Lisa is a leading expert on particle physics and cosmology, and in particular, the possible role of extra dimensions of space.
She was the first tenured woman in the Princeton University physics department and the first tenured female theoretical physicist at both MIT and Harvard University. Lisa is the author of two best selling books, ” Warped Passages: Unraveling the Mysteries of the Universe’s Hidden Dimensions” and “Knocking on Heaven’s Door: How Physics and Scientific Thinking Illuminate the Universe and the Modern World”. Both books have received stellar reviews, including the following review by President Clinton “Lisa Randall has written Knocking on Heaven’s Door in the same witty, informal style with which she explains physics in person, making complex ideas fascinating and easy to understand. Her book . . . just might make you think differently—and encourage you to make smarter decisions about the world.”
For more info on MSU’s Celebrating Einstein, visit: http://www.einstein.montana.edu/
Posted on February 20th, 2013 No comments
The Southwest Montana Astronomical Society presents Celebrating Einstein for the 2013 Winter Lecture Series.
NEW lecture added: Friday March 1st at the Emerson starting at 7:00 p.m. NOTE DIFFERENT LOCATION FROM USUAL
Join us this Friday February 22nd at the Museum of the Rockies starting at 7:00 p.m.
A Shout through Space and Time: Einstein’s Legacy Join MSU Assistant Professor Nico Yunes as he describes Einstein’s gravitational waves and how they encode the secrets of black holes – as well as, neutron stars and our current efforts to detect them and verify Einstein’s last untested prediction. Yunes is one of the newest members of he MSU physics department and was an Einstein Fellow at MIT before coming to Montana.
This event is open to the public and free.
For more info on MSU’s Celebrating Einstein, visit: http://www.einstein.montana.edu/
Posted on February 19th, 2013 No comments
A Shout through Space and Time: Einstein’s Legacy
Friday, February 22, 7pm Hager Auditorium

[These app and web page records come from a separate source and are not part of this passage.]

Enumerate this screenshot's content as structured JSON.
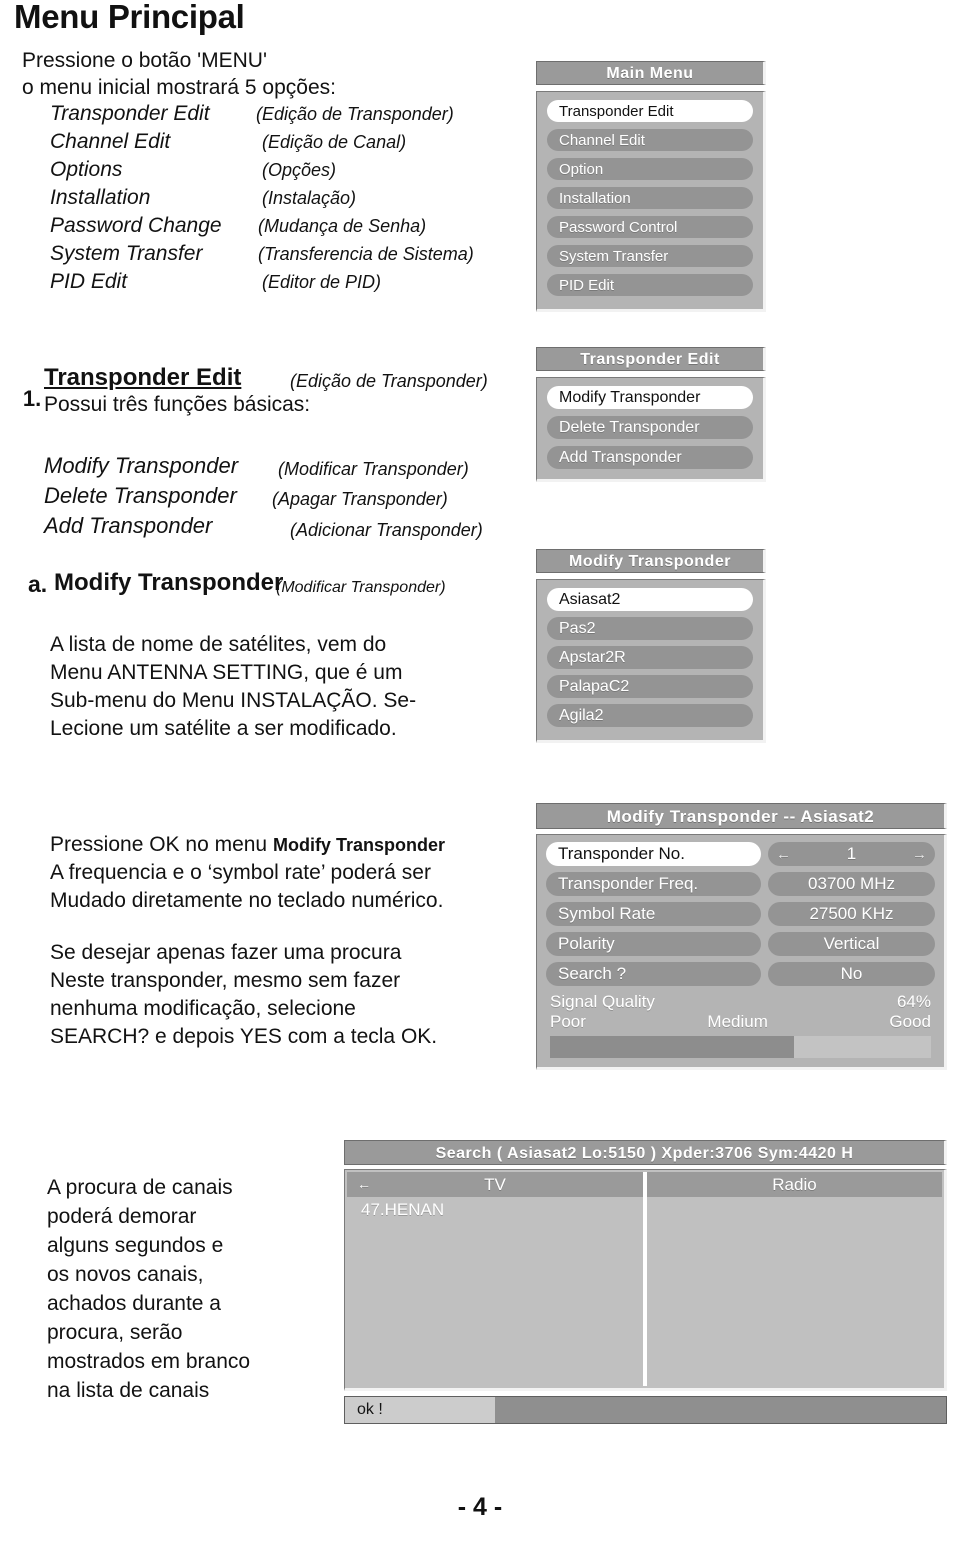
{
  "page": {
    "title": "Menu Principal",
    "number": "- 4 -"
  },
  "intro": {
    "line1": "Pressione o botão 'MENU'",
    "line2": "o menu inicial mostrará 5 opções:",
    "options": [
      {
        "en": "Transponder Edit",
        "pt": "(Edição de Transponder)"
      },
      {
        "en": "Channel Edit",
        "pt": "(Edição de Canal)"
      },
      {
        "en": "Options",
        "pt": "(Opções)"
      },
      {
        "en": "Installation",
        "pt": "(Instalação)"
      },
      {
        "en": "Password Change",
        "pt": "(Mudança de Senha)"
      },
      {
        "en": "System Transfer",
        "pt": "(Transferencia de Sistema)"
      },
      {
        "en": "PID Edit",
        "pt": "(Editor de PID)"
      }
    ]
  },
  "section1": {
    "number": "1.",
    "heading": "Transponder Edit",
    "heading_pt": "(Edição de Transponder)",
    "subtitle": "Possui três funções básicas:",
    "functions": [
      {
        "en": "Modify Transponder",
        "pt": "(Modificar Transponder)"
      },
      {
        "en": "Delete Transponder",
        "pt": "(Apagar Transponder)"
      },
      {
        "en": "Add Transponder",
        "pt": "(Adicionar Transponder)"
      }
    ]
  },
  "section_a": {
    "number": "a.",
    "heading": "Modify Transponder",
    "heading_pt": "(Modificar Transponder)",
    "body": [
      "A lista de nome de satélites, vem do",
      "Menu ANTENNA SETTING, que é um",
      "Sub-menu do Menu INSTALAÇÃO. Se-",
      "Lecione um satélite a ser modificado."
    ]
  },
  "section_b": {
    "para1_a": "Pressione OK no menu ",
    "para1_bold": "Modify Transponder",
    "para1_rest": [
      "A frequencia e o ‘symbol rate’ poderá ser",
      "Mudado diretamente no teclado numérico."
    ],
    "para2": [
      "Se desejar apenas fazer uma procura",
      "Neste transponder, mesmo sem fazer",
      "nenhuma modificação, selecione",
      "SEARCH? e depois YES com a tecla OK."
    ]
  },
  "section_c": {
    "body": [
      "A procura de canais",
      "poderá demorar",
      "alguns segundos e",
      "os novos canais,",
      "achados durante a",
      "procura, serão",
      "mostrados em branco",
      "na lista de canais"
    ]
  },
  "main_menu": {
    "title": "Main Menu",
    "items": [
      {
        "label": "Transponder Edit",
        "selected": true
      },
      {
        "label": "Channel Edit",
        "selected": false
      },
      {
        "label": "Option",
        "selected": false
      },
      {
        "label": "Installation",
        "selected": false
      },
      {
        "label": "Password Control",
        "selected": false
      },
      {
        "label": "System Transfer",
        "selected": false
      },
      {
        "label": "PID Edit",
        "selected": false
      }
    ]
  },
  "transponder_edit_menu": {
    "title": "Transponder Edit",
    "items": [
      {
        "label": "Modify Transponder",
        "selected": true
      },
      {
        "label": "Delete Transponder",
        "selected": false
      },
      {
        "label": "Add Transponder",
        "selected": false
      }
    ]
  },
  "modify_transponder_menu": {
    "title": "Modify Transponder",
    "items": [
      {
        "label": "Asiasat2",
        "selected": true
      },
      {
        "label": "Pas2",
        "selected": false
      },
      {
        "label": "Apstar2R",
        "selected": false
      },
      {
        "label": "PalapaC2",
        "selected": false
      },
      {
        "label": "Agila2",
        "selected": false
      }
    ]
  },
  "detail_panel": {
    "title": "Modify Transponder -- Asiasat2",
    "rows": [
      {
        "label": "Transponder No.",
        "value": "1",
        "selected": true,
        "arrows": true
      },
      {
        "label": "Transponder Freq.",
        "value": "03700 MHz",
        "selected": false,
        "arrows": false
      },
      {
        "label": "Symbol Rate",
        "value": "27500 KHz",
        "selected": false,
        "arrows": false
      },
      {
        "label": "Polarity",
        "value": "Vertical",
        "selected": false,
        "arrows": false
      },
      {
        "label": "Search ?",
        "value": "No",
        "selected": false,
        "arrows": false
      }
    ],
    "signal_quality_label": "Signal Quality",
    "signal_quality_percent": "64%",
    "scale_poor": "Poor",
    "scale_medium": "Medium",
    "scale_good": "Good",
    "signal_value": 64,
    "arrow_left": "←",
    "arrow_right": "→"
  },
  "search_panel": {
    "title": "Search ( Asiasat2 Lo:5150 )  Xpder:3706  Sym:4420  H",
    "tv_header": "TV",
    "radio_header": "Radio",
    "back_arrow": "←",
    "tv_items": [
      "47.HENAN"
    ],
    "radio_items": [],
    "progress_label": "ok !",
    "progress_percent": 25
  },
  "colors": {
    "panel_title_bg": "#9a9a9a",
    "panel_body_bg": "#b4b4b4",
    "pill_bg": "#949494",
    "pill_selected_bg": "#ffffff",
    "bar_fill": "#8d8d8d",
    "bar_track": "#c3c3c3"
  }
}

In 1905 and then again in 1915, a young office clerk put forth several revolutionary ideas that would soon shake the foundations of physics. Albert Einstein elevated these ideas to physical theories and all of his predictions have come to pass, except one: gravitational waves. These waves are produced in the most violent and energetic events in the Universe, such as when black holes and neutron stars collide, but they have so-far evaded direct detection due to their inherent feebleness. Join MSU Assistant Professor Nico Yunes as he describes Einstein’s gravitational waves and how they encode the secrets of black holes – as well as, neutron stars and our current efforts to detect them and verify Einstein’s last untested prediction. Yunes is one of the newest members of he MSU physics department and was an Einstein Fellow at MIT before coming to Montana.